#### [Exercise prompt]
For each line below with the word "Open", write out a copy.

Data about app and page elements
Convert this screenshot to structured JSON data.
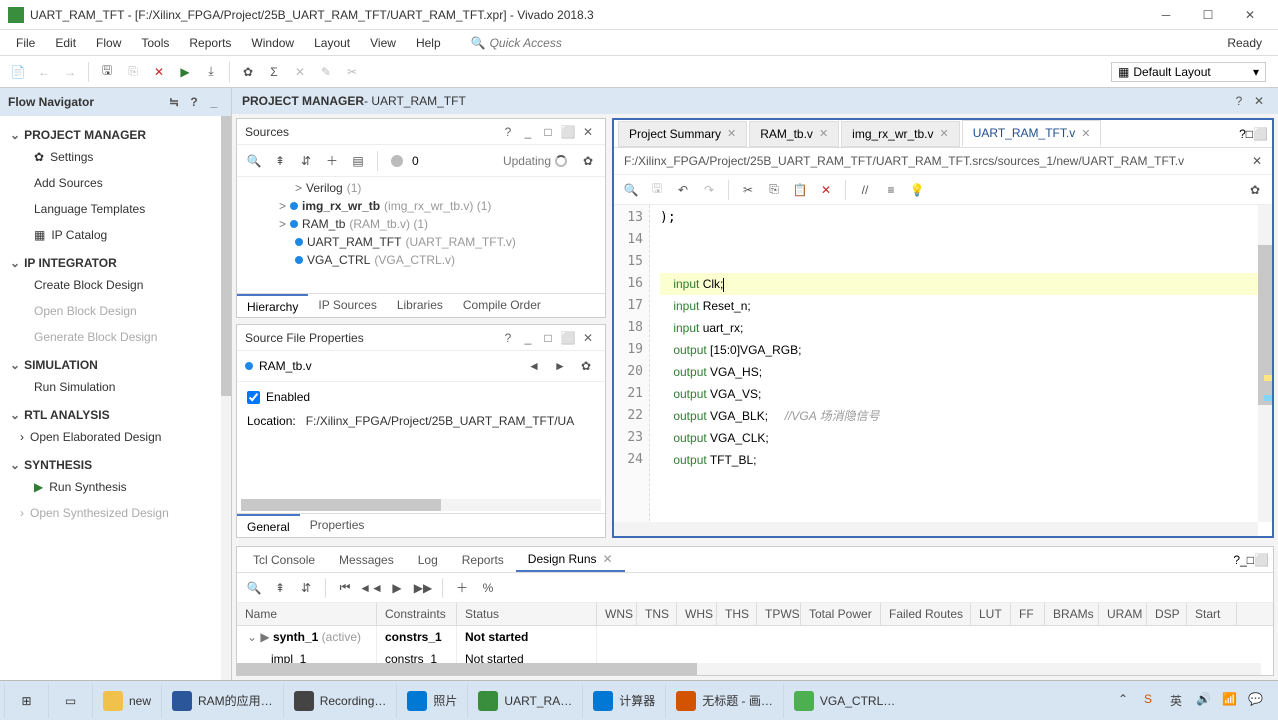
{
  "title": "UART_RAM_TFT - [F:/Xilinx_FPGA/Project/25B_UART_RAM_TFT/UART_RAM_TFT.xpr] - Vivado 2018.3",
  "menus": [
    "File",
    "Edit",
    "Flow",
    "Tools",
    "Reports",
    "Window",
    "Layout",
    "View",
    "Help"
  ],
  "quick_access_placeholder": "Quick Access",
  "ready": "Ready",
  "layout_dropdown": "Default Layout",
  "flow_nav": {
    "title": "Flow Navigator",
    "sections": [
      {
        "label": "PROJECT MANAGER",
        "items": [
          {
            "label": "Settings",
            "icon": "gear"
          },
          {
            "label": "Add Sources"
          },
          {
            "label": "Language Templates"
          },
          {
            "label": "IP Catalog",
            "icon": "chip"
          }
        ]
      },
      {
        "label": "IP INTEGRATOR",
        "items": [
          {
            "label": "Create Block Design"
          },
          {
            "label": "Open Block Design",
            "disabled": true
          },
          {
            "label": "Generate Block Design",
            "disabled": true
          }
        ]
      },
      {
        "label": "SIMULATION",
        "items": [
          {
            "label": "Run Simulation"
          }
        ]
      },
      {
        "label": "RTL ANALYSIS",
        "items": [
          {
            "label": "Open Elaborated Design",
            "caret": true
          }
        ]
      },
      {
        "label": "SYNTHESIS",
        "items": [
          {
            "label": "Run Synthesis",
            "icon": "play"
          },
          {
            "label": "Open Synthesized Design",
            "caret": true,
            "disabled": true
          }
        ]
      }
    ]
  },
  "project_header": {
    "prefix": "PROJECT MANAGER",
    "suffix": " - UART_RAM_TFT"
  },
  "sources": {
    "title": "Sources",
    "updating": "Updating",
    "tree": [
      {
        "indent": 3,
        "caret": ">",
        "label": "Verilog",
        "suffix": "(1)"
      },
      {
        "indent": 2,
        "caret": ">",
        "dot": true,
        "label": "img_rx_wr_tb",
        "bold": true,
        "suffix": "(img_rx_wr_tb.v) (1)"
      },
      {
        "indent": 2,
        "caret": ">",
        "dot": true,
        "label": "RAM_tb",
        "suffix": "(RAM_tb.v) (1)"
      },
      {
        "indent": 3,
        "dot": true,
        "label": "UART_RAM_TFT",
        "suffix": "(UART_RAM_TFT.v)"
      },
      {
        "indent": 3,
        "dot": true,
        "label": "VGA_CTRL",
        "suffix": "(VGA_CTRL.v)"
      }
    ],
    "tabs": [
      "Hierarchy",
      "IP Sources",
      "Libraries",
      "Compile Order"
    ],
    "active_tab": 0,
    "zero": "0"
  },
  "props": {
    "title": "Source File Properties",
    "file": "RAM_tb.v",
    "enabled_label": "Enabled",
    "location_label": "Location:",
    "location_value": "F:/Xilinx_FPGA/Project/25B_UART_RAM_TFT/UA",
    "tabs": [
      "General",
      "Properties"
    ],
    "active_tab": 0
  },
  "editor": {
    "tabs": [
      {
        "label": "Project Summary"
      },
      {
        "label": "RAM_tb.v"
      },
      {
        "label": "img_rx_wr_tb.v"
      },
      {
        "label": "UART_RAM_TFT.v",
        "active": true
      }
    ],
    "path": "F:/Xilinx_FPGA/Project/25B_UART_RAM_TFT/UART_RAM_TFT.srcs/sources_1/new/UART_RAM_TFT.v",
    "first_line": 13,
    "lines": [
      {
        "text": ");"
      },
      {
        "text": ""
      },
      {
        "text": "    "
      },
      {
        "text": "    input Clk;",
        "hl": true,
        "kw": "input",
        "rest": " Clk;"
      },
      {
        "text": "    input Reset_n;",
        "kw": "input",
        "rest": " Reset_n;"
      },
      {
        "text": "    input uart_rx;",
        "kw": "input",
        "rest": " uart_rx;"
      },
      {
        "text": "    output [15:0]VGA_RGB;",
        "kw": "output",
        "rest": " [15:0]VGA_RGB;"
      },
      {
        "text": "    output VGA_HS;",
        "kw": "output",
        "rest": " VGA_HS;"
      },
      {
        "text": "    output VGA_VS;",
        "kw": "output",
        "rest": " VGA_VS;"
      },
      {
        "text": "    output VGA_BLK;",
        "kw": "output",
        "rest": " VGA_BLK;     ",
        "comment": "//VGA 场消隐信号"
      },
      {
        "text": "    output VGA_CLK;",
        "kw": "output",
        "rest": " VGA_CLK;"
      },
      {
        "text": "    output TFT_BL;",
        "kw": "output",
        "rest": " TFT_BL;"
      }
    ]
  },
  "bottom": {
    "tabs": [
      "Tcl Console",
      "Messages",
      "Log",
      "Reports",
      "Design Runs"
    ],
    "active_tab": 4,
    "cols": [
      "Name",
      "Constraints",
      "Status",
      "WNS",
      "TNS",
      "WHS",
      "THS",
      "TPWS",
      "Total Power",
      "Failed Routes",
      "LUT",
      "FF",
      "BRAMs",
      "URAM",
      "DSP",
      "Start"
    ],
    "rows": [
      {
        "name": "synth_1",
        "suffix": "(active)",
        "caret": "v",
        "constraints": "constrs_1",
        "status": "Not started",
        "bold": true
      },
      {
        "name": "impl_1",
        "indent": true,
        "constraints": "constrs_1",
        "status": "Not started"
      }
    ]
  },
  "taskbar": {
    "items": [
      {
        "label": "new",
        "icon": "folder"
      },
      {
        "label": "RAM的应用…",
        "icon": "word"
      },
      {
        "label": "Recording…",
        "icon": "camtasia"
      },
      {
        "label": "照片",
        "icon": "photos"
      },
      {
        "label": "UART_RA…",
        "icon": "vivado"
      },
      {
        "label": "计算器",
        "icon": "calc"
      },
      {
        "label": "无标题 - 画…",
        "icon": "paint"
      },
      {
        "label": "VGA_CTRL…",
        "icon": "notepad"
      }
    ]
  }
}
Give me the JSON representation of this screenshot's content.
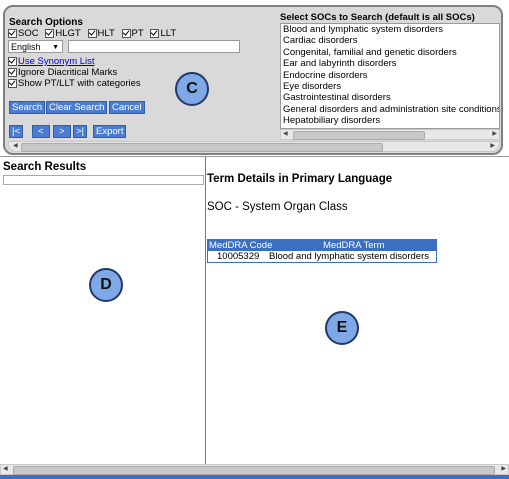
{
  "search_options": {
    "title": "Search Options",
    "levels": [
      {
        "label": "SOC",
        "checked": true
      },
      {
        "label": "HLGT",
        "checked": true
      },
      {
        "label": "HLT",
        "checked": true
      },
      {
        "label": "PT",
        "checked": true
      },
      {
        "label": "LLT",
        "checked": true
      }
    ],
    "language": "English",
    "search_value": "",
    "use_synonym_label": "Use Synonym List",
    "ignore_diacritical_label": "Ignore Diacritical Marks",
    "show_pt_llt_label": "Show PT/LLT with categories",
    "buttons": {
      "search": "Search",
      "clear": "Clear Search",
      "cancel": "Cancel"
    },
    "nav": {
      "first": "|<",
      "prev": "<",
      "next": ">",
      "last": ">|",
      "export": "Export"
    }
  },
  "soc_select": {
    "title": "Select SOCs to Search (default is all SOCs)",
    "items": [
      "Blood and lymphatic system disorders",
      "Cardiac disorders",
      "Congenital, familial and genetic disorders",
      "Ear and labyrinth disorders",
      "Endocrine disorders",
      "Eye disorders",
      "Gastrointestinal disorders",
      "General disorders and administration site conditions",
      "Hepatobiliary disorders"
    ]
  },
  "markers": {
    "c": "C",
    "d": "D",
    "e": "E"
  },
  "results": {
    "title": "Search Results"
  },
  "details": {
    "title": "Term Details in Primary Language",
    "level_heading": "SOC - System Organ Class",
    "table": {
      "col_code": "MedDRA Code",
      "col_term": "MedDRA Term",
      "code": "10005329",
      "term": "Blood and lymphatic system disorders"
    }
  },
  "colors": {
    "accent": "#3a6fc1",
    "marker_fill": "#7fa9e6",
    "panel_bg": "#d9d9d9"
  }
}
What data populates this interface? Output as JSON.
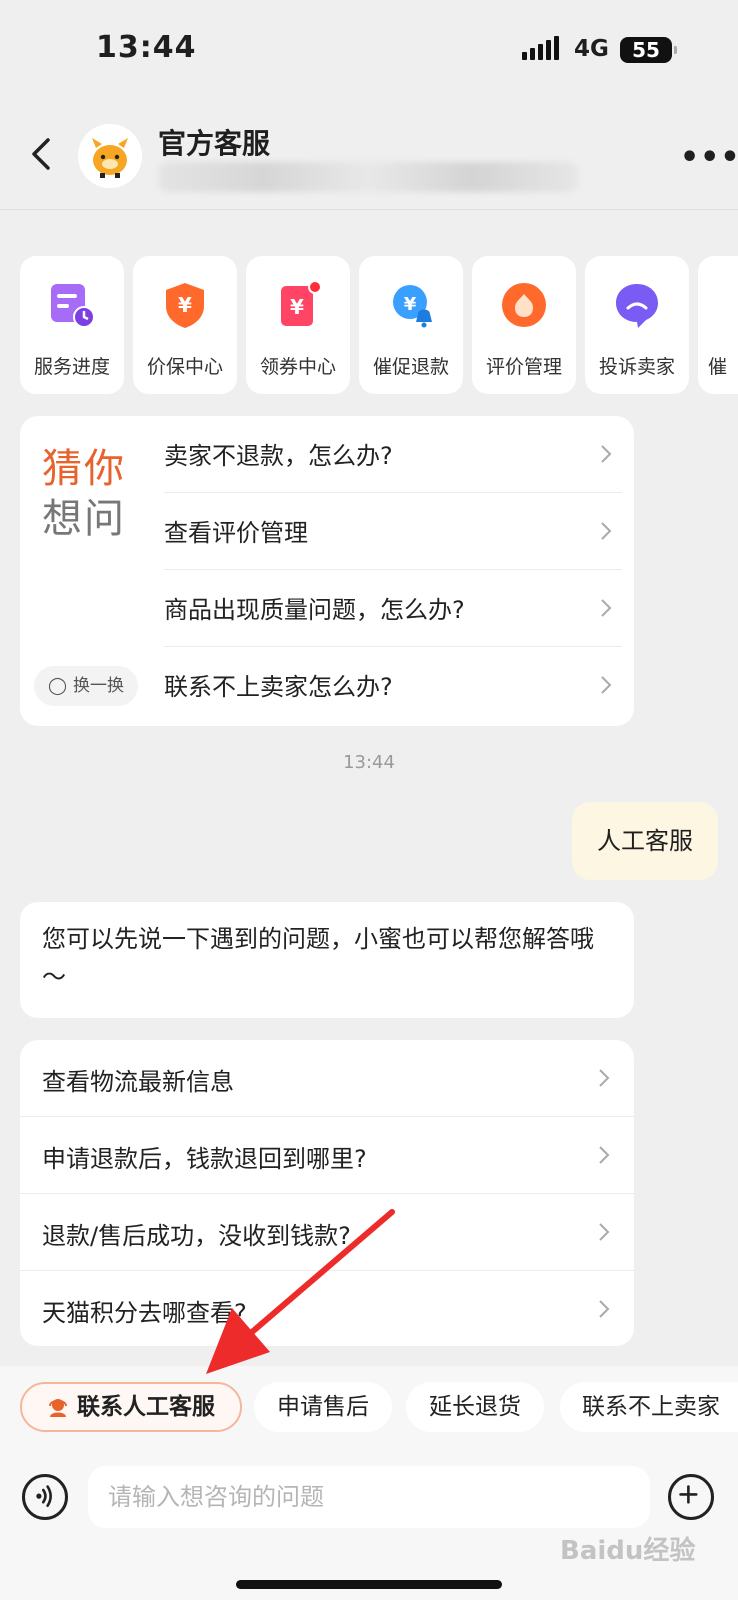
{
  "status": {
    "time": "13:44",
    "network": "4G",
    "battery": "55"
  },
  "header": {
    "title": "官方客服"
  },
  "quick_actions": [
    {
      "label": "服务进度",
      "icon": "service-progress-icon",
      "color": "#9b5cf5"
    },
    {
      "label": "价保中心",
      "icon": "price-protect-icon",
      "color": "#ff6a2c"
    },
    {
      "label": "领券中心",
      "icon": "coupon-icon",
      "color": "#ff4466"
    },
    {
      "label": "催促退款",
      "icon": "urge-refund-icon",
      "color": "#3aa0ff"
    },
    {
      "label": "评价管理",
      "icon": "review-manage-icon",
      "color": "#ff6a2c"
    },
    {
      "label": "投诉卖家",
      "icon": "complaint-icon",
      "color": "#6b5cf5"
    },
    {
      "label": "催",
      "icon": "urge-icon",
      "color": "#888888"
    }
  ],
  "guess": {
    "title_line1": "猜你",
    "title_line2": "想问",
    "swap_label": "换一换",
    "questions": [
      "卖家不退款，怎么办?",
      "查看评价管理",
      "商品出现质量问题，怎么办?",
      "联系不上卖家怎么办?"
    ]
  },
  "chat": {
    "timestamp": "13:44",
    "user_message": "人工客服",
    "bot_message": "您可以先说一下遇到的问题，小蜜也可以帮您解答哦～",
    "faq": [
      "查看物流最新信息",
      "申请退款后，钱款退回到哪里?",
      "退款/售后成功，没收到钱款?",
      "天猫积分去哪查看?"
    ]
  },
  "chips": [
    "联系人工客服",
    "申请售后",
    "延长退货",
    "联系不上卖家"
  ],
  "input": {
    "placeholder": "请输入想咨询的问题"
  },
  "watermark": "Baidu经验",
  "colors": {
    "accent": "#e8622c",
    "arrow": "#ee2b2b"
  }
}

#### [Answer to the problem]
            "label": "Open Block Design",
            "label": "Open Elaborated Design",
            "label": "Open Synthesized Design",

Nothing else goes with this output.